Mark, Zenzo and Tyler talked about the shot. All agreed it was well placed. After waiting 15 minutes, we took up the track. As we tracked we had francolin flush at our feet, hair-raising at that time. It was thick. Tyler and Mark covered the front. Ade covered our left. I covered our right as we slowly advanced, careful not to stumble upon a potentially wounded and dangerous bull.
Coming to a small opening, we saw Tyler’s bull lying dead. After an insurance shot, we all felt the relief, exuberation and sadness that always follows the taking of a hard-earned animal. Tyler had hunted hard and well, maintaining a positive attitude after coming so close after multiple long stocks, only to be foiled by the wind. His smile and that experience is the true trophy.
The following handshakes were vigorous and long as the team enjoyed the moment. Mark and Ade congratulated Tyler and expressed a job well done. I could not have been more proud of Tyler. He had performed as an experienced hunter, a man hunting well in Africa. The shot the bull offered was facing nearly head-on 40 yards out, a very difficult shot with no margin for error. One shot to take this 12-year-old 40-inch bull.
After getting the bull back to camp, Tyler enjoyed his first toast of Scotch as Mark and Ade offered their toasts. My smile was wide. The skinners retrieved Tyler’s bullet. It was lodged inside the bull’s heart.
Every dinner in camp was 5-star quality and from Tyler’s bull we had buffalo tongue appetizer with buffalo tail and buffalo shin bone soup for the main course. It was so delicious. That African evening was enjoyed around the warmth of both the mopani fire and my son’s success. It will never be forgotten.
Over the next three days with primary goals exceeded, we settled into the rest of the safari. The hunting continued to be fair chase, each animal earned and each one old. We continued to see an amazing display of wildlife. Tyler even saw a leopard just off the road.
Tyler added an ancient eland bull and impala to his exceptional Cape buffalo and wildebeest. Ade guided me to a very old Cape buffalo bull, a waterbuck and an impala. I share this to highlight the abundance of game on the BVC and the high degree of skill and ethics demonstrated by Mark and Ade. We were so fortunate to have them as our PHs. Our friendship developed fast and endures.
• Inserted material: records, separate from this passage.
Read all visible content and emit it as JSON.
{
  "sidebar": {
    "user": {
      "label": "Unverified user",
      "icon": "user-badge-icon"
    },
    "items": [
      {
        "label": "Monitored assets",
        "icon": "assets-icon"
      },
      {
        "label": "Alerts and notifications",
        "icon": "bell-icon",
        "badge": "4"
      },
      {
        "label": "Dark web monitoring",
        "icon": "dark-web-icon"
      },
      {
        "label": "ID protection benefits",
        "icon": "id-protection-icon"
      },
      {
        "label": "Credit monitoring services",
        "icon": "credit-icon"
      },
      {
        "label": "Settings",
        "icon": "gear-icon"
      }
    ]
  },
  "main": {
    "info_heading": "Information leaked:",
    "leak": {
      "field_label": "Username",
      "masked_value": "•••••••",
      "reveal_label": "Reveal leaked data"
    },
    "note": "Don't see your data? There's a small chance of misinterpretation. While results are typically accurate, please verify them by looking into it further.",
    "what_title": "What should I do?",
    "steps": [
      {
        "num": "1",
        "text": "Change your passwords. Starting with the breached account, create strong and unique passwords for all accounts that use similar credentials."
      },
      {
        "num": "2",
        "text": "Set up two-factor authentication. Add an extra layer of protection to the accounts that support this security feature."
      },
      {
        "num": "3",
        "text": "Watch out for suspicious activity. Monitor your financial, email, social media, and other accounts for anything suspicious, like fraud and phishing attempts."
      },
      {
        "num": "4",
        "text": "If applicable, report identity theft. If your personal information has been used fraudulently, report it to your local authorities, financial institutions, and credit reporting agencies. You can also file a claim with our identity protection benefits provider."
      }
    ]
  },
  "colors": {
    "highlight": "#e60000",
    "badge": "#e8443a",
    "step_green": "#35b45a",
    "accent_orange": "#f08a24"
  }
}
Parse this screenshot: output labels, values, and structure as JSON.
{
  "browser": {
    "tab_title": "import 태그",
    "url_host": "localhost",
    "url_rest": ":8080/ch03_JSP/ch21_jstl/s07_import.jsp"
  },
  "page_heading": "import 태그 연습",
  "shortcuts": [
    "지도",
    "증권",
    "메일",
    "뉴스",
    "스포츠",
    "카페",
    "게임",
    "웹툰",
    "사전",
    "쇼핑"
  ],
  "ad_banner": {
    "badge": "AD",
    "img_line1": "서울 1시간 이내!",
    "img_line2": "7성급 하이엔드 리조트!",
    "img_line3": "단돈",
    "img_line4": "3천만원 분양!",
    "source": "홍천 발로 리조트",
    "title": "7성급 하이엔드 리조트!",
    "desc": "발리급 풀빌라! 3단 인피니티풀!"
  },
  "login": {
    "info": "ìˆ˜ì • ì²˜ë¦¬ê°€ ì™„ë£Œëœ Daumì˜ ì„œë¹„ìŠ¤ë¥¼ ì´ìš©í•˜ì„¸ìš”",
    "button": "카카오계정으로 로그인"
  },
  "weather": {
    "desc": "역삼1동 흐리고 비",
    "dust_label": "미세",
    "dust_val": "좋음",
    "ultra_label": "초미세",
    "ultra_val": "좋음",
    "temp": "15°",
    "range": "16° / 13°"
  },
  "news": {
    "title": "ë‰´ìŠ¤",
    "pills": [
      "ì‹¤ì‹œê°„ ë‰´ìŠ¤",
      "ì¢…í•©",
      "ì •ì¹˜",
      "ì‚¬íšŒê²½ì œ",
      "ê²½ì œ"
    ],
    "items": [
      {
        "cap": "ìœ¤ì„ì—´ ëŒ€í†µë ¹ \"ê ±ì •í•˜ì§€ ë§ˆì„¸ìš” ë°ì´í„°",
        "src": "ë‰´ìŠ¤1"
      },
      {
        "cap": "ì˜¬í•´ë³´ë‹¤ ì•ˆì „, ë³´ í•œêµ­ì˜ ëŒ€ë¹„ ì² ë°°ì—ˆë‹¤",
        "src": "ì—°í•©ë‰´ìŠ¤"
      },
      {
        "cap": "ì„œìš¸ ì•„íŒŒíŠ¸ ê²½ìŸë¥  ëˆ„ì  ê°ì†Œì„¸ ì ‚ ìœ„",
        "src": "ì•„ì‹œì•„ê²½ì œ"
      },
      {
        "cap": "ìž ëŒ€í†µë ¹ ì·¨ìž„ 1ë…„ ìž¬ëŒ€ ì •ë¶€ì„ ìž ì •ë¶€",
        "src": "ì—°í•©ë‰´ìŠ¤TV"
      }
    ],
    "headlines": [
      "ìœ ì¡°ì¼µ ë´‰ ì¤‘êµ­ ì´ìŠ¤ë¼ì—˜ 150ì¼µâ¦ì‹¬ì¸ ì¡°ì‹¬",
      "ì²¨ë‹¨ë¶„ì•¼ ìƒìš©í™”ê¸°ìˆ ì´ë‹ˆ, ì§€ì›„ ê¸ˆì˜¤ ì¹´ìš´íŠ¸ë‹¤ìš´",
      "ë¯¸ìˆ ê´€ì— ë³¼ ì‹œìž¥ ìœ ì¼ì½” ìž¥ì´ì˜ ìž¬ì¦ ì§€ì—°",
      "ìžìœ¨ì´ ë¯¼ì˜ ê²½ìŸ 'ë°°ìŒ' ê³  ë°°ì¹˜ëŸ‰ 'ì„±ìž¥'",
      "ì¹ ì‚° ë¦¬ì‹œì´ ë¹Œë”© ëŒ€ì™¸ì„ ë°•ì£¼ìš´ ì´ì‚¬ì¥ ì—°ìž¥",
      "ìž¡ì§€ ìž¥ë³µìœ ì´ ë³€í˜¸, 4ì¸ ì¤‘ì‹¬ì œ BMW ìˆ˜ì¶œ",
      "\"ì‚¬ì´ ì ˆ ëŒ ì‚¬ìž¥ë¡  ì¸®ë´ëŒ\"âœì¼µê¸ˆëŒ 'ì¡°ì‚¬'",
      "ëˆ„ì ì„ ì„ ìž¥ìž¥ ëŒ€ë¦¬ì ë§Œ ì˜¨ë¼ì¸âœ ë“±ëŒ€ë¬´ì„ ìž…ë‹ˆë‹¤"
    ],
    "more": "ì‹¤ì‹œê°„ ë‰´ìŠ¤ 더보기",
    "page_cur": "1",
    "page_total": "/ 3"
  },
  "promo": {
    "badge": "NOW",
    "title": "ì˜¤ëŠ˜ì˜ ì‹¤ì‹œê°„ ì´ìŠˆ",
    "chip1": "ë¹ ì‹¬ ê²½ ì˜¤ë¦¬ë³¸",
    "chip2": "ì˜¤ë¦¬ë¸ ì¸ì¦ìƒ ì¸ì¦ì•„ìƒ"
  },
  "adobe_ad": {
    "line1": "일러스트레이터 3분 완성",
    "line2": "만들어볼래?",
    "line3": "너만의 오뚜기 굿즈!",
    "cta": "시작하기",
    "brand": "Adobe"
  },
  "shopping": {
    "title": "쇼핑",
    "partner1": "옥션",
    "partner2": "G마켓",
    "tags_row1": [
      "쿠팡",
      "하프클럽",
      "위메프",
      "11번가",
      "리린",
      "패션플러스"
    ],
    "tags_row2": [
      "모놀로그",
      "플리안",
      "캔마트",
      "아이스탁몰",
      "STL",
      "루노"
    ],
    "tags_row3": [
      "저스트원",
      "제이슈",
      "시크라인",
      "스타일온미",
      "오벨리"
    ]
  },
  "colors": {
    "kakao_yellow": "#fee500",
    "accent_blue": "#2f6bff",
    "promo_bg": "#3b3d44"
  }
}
The trackers were phenomenal and watching them read the story left by animal tracks was truly magical.
Midmorning on our last hunting day my son impressed me again. We had stopped at a waterhole to eat and cool off. We had just seen three eland bulls, one was exceptional and several more younger age class kudu, just under 50 inches. Tyler told us that he was happy with what he had and he wanted to let the kudu grow old. He just wanted to spend the rest of the day watching the wildlife, hunt some guinea fowl and then shoot doves over a pan late in the afternoon. Again in awe, Tyler and I, in Africa, hunting doves over a waterhole; this was more than I could have ever dreamt. Heading back, we saw yet another pride of lions as the shadows grew long on our final day on the BVC.
I know I am truly blessed. It is a rich life we live. The Blue Bag we brought for a local village was to be delivered after we left. We had hoped to deliver it personally and see the soccer gear, clothes, hard candy, tooth brushes and shoes go to the school children. Unfortunately, time and politics did not allow. But we did get pictures of the event. The time we had with the trackers, skinners, camp staff and the PHs gave Tyler firsthand understanding of some of challenges that exist in this part of the world.
By going, we did our part to further the conservation effort that is the foundation of the BVC while providing thousands of pounds of meat to people who otherwise survive on corn meal alone. Together we made memories that will last our lifetimes, further enriching our strong relationship. Now around our campfires, when stories are told, we will save our best for last and say… And then there was Africa, when I was with my son…–Joe Nobles